[What you have to do]: The word "zoom" appears in some lines of the entries. Say how many, and give nothing but the number.

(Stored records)
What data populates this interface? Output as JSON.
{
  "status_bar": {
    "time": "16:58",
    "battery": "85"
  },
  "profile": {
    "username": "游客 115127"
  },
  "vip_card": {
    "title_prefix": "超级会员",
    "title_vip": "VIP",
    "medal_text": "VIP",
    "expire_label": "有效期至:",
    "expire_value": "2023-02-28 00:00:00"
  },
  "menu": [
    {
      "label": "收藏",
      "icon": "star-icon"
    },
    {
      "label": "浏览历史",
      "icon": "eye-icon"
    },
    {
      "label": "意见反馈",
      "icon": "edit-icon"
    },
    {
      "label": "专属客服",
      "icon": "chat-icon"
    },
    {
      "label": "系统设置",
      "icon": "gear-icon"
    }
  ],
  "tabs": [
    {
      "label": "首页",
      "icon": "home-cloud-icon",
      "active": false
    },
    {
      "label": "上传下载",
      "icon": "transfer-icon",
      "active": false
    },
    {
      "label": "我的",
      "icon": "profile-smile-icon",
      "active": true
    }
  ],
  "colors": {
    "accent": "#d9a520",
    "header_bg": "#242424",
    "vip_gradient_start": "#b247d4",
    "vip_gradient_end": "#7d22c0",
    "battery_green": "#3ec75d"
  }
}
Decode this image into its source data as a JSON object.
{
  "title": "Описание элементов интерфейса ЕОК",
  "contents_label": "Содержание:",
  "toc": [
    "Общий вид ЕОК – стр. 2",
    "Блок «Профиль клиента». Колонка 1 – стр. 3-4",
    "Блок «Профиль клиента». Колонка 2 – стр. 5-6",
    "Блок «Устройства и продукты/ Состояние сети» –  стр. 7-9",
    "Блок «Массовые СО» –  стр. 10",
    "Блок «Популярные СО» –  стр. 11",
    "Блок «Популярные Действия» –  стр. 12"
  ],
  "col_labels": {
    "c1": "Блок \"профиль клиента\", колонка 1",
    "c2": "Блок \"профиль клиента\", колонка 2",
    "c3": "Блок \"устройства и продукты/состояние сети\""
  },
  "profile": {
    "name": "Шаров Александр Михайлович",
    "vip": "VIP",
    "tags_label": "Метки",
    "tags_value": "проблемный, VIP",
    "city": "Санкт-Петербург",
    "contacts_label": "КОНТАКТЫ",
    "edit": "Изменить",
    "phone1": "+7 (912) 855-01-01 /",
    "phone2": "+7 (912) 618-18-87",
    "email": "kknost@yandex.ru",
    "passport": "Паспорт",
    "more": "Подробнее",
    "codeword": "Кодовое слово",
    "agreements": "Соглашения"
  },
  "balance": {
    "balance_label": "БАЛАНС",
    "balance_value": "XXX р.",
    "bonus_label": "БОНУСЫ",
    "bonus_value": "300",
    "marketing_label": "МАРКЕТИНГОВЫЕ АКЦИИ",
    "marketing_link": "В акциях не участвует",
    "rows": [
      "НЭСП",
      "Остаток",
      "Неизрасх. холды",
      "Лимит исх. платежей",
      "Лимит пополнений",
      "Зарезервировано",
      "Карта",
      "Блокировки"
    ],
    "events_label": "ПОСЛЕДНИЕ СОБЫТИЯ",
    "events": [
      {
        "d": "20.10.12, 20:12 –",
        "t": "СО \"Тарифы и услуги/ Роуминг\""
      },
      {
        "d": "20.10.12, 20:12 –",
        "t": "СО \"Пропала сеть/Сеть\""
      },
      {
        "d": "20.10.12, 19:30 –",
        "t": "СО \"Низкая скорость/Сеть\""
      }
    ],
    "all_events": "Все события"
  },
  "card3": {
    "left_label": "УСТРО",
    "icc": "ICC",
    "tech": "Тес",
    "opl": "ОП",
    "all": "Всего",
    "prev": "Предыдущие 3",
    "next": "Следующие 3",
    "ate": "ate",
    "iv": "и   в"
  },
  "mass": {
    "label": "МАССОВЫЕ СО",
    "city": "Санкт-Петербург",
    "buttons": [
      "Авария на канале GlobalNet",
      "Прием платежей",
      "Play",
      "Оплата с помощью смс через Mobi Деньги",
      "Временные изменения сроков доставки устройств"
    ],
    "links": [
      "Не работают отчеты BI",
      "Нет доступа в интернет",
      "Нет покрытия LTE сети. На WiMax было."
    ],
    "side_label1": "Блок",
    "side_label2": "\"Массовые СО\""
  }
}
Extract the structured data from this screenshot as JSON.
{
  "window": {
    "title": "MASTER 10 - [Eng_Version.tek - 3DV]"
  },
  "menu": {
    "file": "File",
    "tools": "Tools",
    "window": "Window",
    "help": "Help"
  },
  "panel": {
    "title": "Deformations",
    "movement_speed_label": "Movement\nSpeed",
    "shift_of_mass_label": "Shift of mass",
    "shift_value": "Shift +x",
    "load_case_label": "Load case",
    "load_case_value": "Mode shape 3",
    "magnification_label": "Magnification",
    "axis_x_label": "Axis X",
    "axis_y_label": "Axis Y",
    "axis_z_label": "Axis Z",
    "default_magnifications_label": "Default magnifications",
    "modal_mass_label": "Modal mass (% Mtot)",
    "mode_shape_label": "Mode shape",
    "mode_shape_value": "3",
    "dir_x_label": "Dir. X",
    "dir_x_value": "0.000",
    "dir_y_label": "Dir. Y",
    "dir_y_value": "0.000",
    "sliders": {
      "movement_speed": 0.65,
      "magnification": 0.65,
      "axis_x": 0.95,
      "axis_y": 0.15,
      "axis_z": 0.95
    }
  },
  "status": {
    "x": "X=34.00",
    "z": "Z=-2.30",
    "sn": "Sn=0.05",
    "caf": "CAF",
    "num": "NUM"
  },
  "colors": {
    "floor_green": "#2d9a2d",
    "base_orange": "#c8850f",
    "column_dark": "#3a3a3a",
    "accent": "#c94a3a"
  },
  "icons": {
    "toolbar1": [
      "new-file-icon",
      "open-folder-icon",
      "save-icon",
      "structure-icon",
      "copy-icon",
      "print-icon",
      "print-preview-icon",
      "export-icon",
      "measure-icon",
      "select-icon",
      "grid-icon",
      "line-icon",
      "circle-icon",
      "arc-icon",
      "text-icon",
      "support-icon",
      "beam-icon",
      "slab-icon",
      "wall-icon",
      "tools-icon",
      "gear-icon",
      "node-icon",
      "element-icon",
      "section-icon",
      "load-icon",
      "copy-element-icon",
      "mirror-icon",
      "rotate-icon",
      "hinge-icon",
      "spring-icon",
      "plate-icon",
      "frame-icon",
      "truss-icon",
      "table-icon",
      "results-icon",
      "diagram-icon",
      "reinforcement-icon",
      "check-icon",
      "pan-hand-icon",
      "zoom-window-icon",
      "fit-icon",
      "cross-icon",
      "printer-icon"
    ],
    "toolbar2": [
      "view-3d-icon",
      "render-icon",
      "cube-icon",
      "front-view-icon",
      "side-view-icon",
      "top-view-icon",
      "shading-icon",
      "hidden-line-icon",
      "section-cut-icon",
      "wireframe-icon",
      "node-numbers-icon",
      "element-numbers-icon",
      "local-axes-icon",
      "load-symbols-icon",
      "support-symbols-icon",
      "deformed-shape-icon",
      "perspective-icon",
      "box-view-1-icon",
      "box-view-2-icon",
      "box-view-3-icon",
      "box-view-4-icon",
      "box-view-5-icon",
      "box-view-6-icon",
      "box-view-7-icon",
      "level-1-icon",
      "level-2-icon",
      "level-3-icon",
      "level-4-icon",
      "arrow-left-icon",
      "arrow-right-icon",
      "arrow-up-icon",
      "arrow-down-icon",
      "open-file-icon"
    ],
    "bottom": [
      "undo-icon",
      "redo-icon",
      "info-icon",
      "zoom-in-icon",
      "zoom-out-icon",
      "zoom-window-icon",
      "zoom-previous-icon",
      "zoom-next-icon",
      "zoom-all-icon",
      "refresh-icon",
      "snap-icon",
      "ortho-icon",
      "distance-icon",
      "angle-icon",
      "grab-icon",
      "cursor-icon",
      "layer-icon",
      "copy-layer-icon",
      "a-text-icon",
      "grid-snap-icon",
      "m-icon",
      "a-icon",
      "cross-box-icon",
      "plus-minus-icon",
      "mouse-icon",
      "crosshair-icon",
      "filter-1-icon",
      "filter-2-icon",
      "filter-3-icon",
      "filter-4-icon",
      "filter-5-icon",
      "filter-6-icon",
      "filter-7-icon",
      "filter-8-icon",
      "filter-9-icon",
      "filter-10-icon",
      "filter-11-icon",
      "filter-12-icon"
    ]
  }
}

[Task result]: 7